“Alcohol, low standards, and poor decisions” reads a sign outside a dive bar two blocks away from New York University. Groups of twenty-somethings eagerly walk in with one mission in mind: to get drunk. It is no surprise that college students drink alcohol; after all, red solo cups and keg stands are staples in American college culture. But what is surprising is that despite the research, anti-drinking campaigns, and stricter campus rules, two out of three college students still engage in binge drinking.
What is binge drinking?
There’s a misconception among college students that binge drinking means drinking until you blackout. And while you can certainly blackout from excessive drinking, binge drinking does not simply mean you are stumbling around or vomiting. Binge drinking is drinking enough to raise your blood alcohol concentration (BAC) levels to 0.08. Typically, that means four drinks for women, and five for men ─ in a period of two hours.
If you have ever been to a frat party, or any party for that matter, you know how easy it is to consume four or five drinks without even realizing how much alcohol you have consumed. Beer pong and Jell-O shots add up, too.
Why is it so dangerous?
- Over 1,800 students die every year of alcohol-related causes
- Over 30,000 students each year need emergency healthcare for alcohol overdose
Not only does binge drinking negatively affect students physically and mentally, but it can also have a tremendous impact on their academics.
- Alcohol is a factor in 40 percent of all academic problems
- Alcohol is a factor in 28 percent of college dropouts
Why do college students drink so much?
It is more than socially acceptable to drink excessively among young adults – just take a look at the Instagram account of any college student. You can now do anything you want, blame it on alcohol, and be excused. Poor decisions are encouraged, especially if they make for a great Snapchat story. And being able to drink a lot has become something to brag about. But why? Mostly, the fear of missing out.
It has been ingrained into the brains of students that drinking alcohol is a part of college life, and many feel that if they do not partake in partying that they are not truly experiencing college. To them, drinking seems like innocent fun, a way to relax from their heavy course load, or an easy way to loosen up and make new friends. And while having a drink or two sounds harmless, college students rarely stop there. The more they drink, the less concerned they are about the consequences. And what is shocking is that having bad drinking experiences rarely deters them from binge drinking again.
One would assume that if someone drinks so much that they end up spending the night curled up on the bathroom floor throwing up, they might take it easy next time they go out. Yet, college students seem to easily forget the downsides of their heavy drinking and only focus on the good times. But the truth is that all those great conversations that you had while heavily intoxicated were probably nothing but gibberish, and those deep friendships you think you made probably won’t exist when there is no vodka to serve as a common bond.

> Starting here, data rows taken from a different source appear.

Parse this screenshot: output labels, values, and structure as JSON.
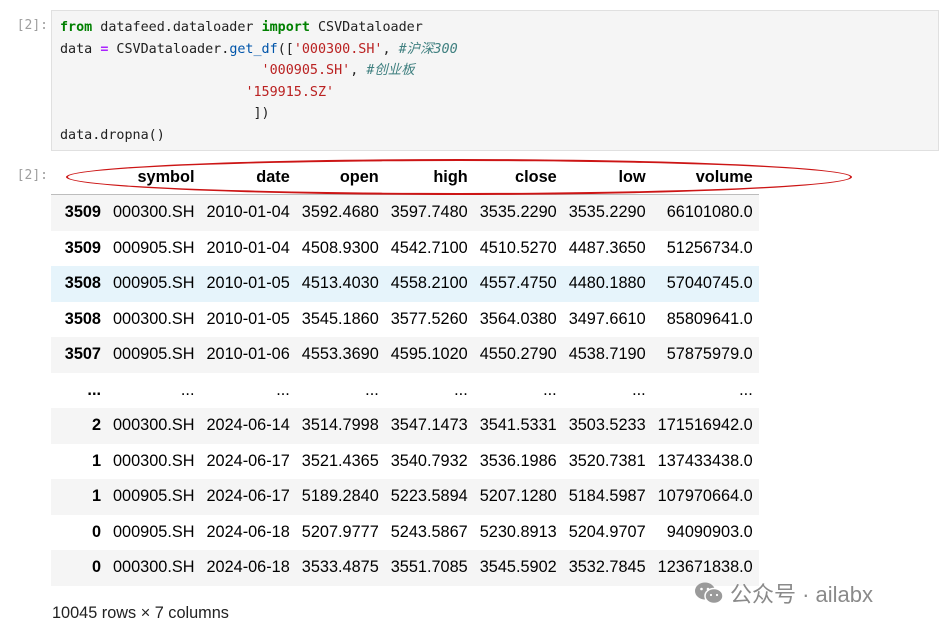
{
  "cells": {
    "input_prompt": "[2]:",
    "output_prompt": "[2]:"
  },
  "code": {
    "l1": {
      "kw_from": "from",
      "module": " datafeed.dataloader ",
      "kw_import": "import",
      "cls": " CSVDataloader"
    },
    "l2": {
      "var": "data ",
      "eq": "=",
      "mid": " CSVDataloader.",
      "fn": "get_df",
      "open": "([",
      "str": "'000300.SH'",
      "comma": ", ",
      "comment": "#沪深300"
    },
    "l3": {
      "indent": "                         ",
      "str": "'000905.SH'",
      "comma": ", ",
      "comment": "#创业板"
    },
    "l4": {
      "indent": "                       ",
      "str": "'159915.SZ'"
    },
    "l5": {
      "indent": "                        ",
      "close": "])"
    },
    "l6": {
      "text": "data.dropna()"
    }
  },
  "table": {
    "columns": [
      "",
      "symbol",
      "date",
      "open",
      "high",
      "close",
      "low",
      "volume"
    ],
    "rows": [
      {
        "index": "3509",
        "symbol": "000300.SH",
        "date": "2010-01-04",
        "open": "3592.4680",
        "high": "3597.7480",
        "close": "3535.2290",
        "low": "3535.2290",
        "volume": "66101080.0"
      },
      {
        "index": "3509",
        "symbol": "000905.SH",
        "date": "2010-01-04",
        "open": "4508.9300",
        "high": "4542.7100",
        "close": "4510.5270",
        "low": "4487.3650",
        "volume": "51256734.0"
      },
      {
        "index": "3508",
        "symbol": "000905.SH",
        "date": "2010-01-05",
        "open": "4513.4030",
        "high": "4558.2100",
        "close": "4557.4750",
        "low": "4480.1880",
        "volume": "57040745.0"
      },
      {
        "index": "3508",
        "symbol": "000300.SH",
        "date": "2010-01-05",
        "open": "3545.1860",
        "high": "3577.5260",
        "close": "3564.0380",
        "low": "3497.6610",
        "volume": "85809641.0"
      },
      {
        "index": "3507",
        "symbol": "000905.SH",
        "date": "2010-01-06",
        "open": "4553.3690",
        "high": "4595.1020",
        "close": "4550.2790",
        "low": "4538.7190",
        "volume": "57875979.0"
      },
      {
        "index": "...",
        "symbol": "...",
        "date": "...",
        "open": "...",
        "high": "...",
        "close": "...",
        "low": "...",
        "volume": "..."
      },
      {
        "index": "2",
        "symbol": "000300.SH",
        "date": "2024-06-14",
        "open": "3514.7998",
        "high": "3547.1473",
        "close": "3541.5331",
        "low": "3503.5233",
        "volume": "171516942.0"
      },
      {
        "index": "1",
        "symbol": "000300.SH",
        "date": "2024-06-17",
        "open": "3521.4365",
        "high": "3540.7932",
        "close": "3536.1986",
        "low": "3520.7381",
        "volume": "137433438.0"
      },
      {
        "index": "1",
        "symbol": "000905.SH",
        "date": "2024-06-17",
        "open": "5189.2840",
        "high": "5223.5894",
        "close": "5207.1280",
        "low": "5184.5987",
        "volume": "107970664.0"
      },
      {
        "index": "0",
        "symbol": "000905.SH",
        "date": "2024-06-18",
        "open": "5207.9777",
        "high": "5243.5867",
        "close": "5230.8913",
        "low": "5204.9707",
        "volume": "94090903.0"
      },
      {
        "index": "0",
        "symbol": "000300.SH",
        "date": "2024-06-18",
        "open": "3533.4875",
        "high": "3551.7085",
        "close": "3545.5902",
        "low": "3532.7845",
        "volume": "123671838.0"
      }
    ],
    "hover_row": 2,
    "footer": "10045 rows × 7 columns"
  },
  "annotation": {
    "color": "#cc1515",
    "shape": "ellipse around header row"
  },
  "watermark": {
    "icon": "wechat-icon",
    "text": "公众号 · ailabx"
  }
}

So, how can you experience college without binge drinking?
Think About the Future
Stop living your life like you are in The Hangover, Superbad, or any typical college movie. Those movies are not real life, and your actions definitely have real consequences. Remember, you are in college because you want a great future. Getting arrested for drunk driving, failing out of college, or developing a drinking problem certainly won’t help you reach that future. So, put that drink down and focus on studying, meeting new people, learning about other cultures, and finding what you are passionate about.
If you don’t think that you can attend a party and abstain from excessive drinking, then find other alternatives. The wonderful thing about college is that there is always something fun going on – a play, a concert, a game, a movie night, etc. And yes, a lot of students do drink, but not all do, so you can definitely find people to join you in a sober night of fun. And remember, a friendship based on a real connection is much more valuable than one based on who can do the most keg stands.
In a culture where binge drinking is the norm, it is sometimes hard to admit that you have a drinking problem. But know that you are not alone if you do. According to the Substance Abuse and Mental Health Services Administration, there has been an increase of 141 percent between 1999 and 2009 of college students checking into addiction recovery programs. Because of this, a lot of college campuses offer a variety of resources for their students to get the help they need. So, if you are concerned about your drinking or a friend’s drinking, speak to your adviser, a trusted faculty member, or a family member. Help is out there, and it can be life-changing.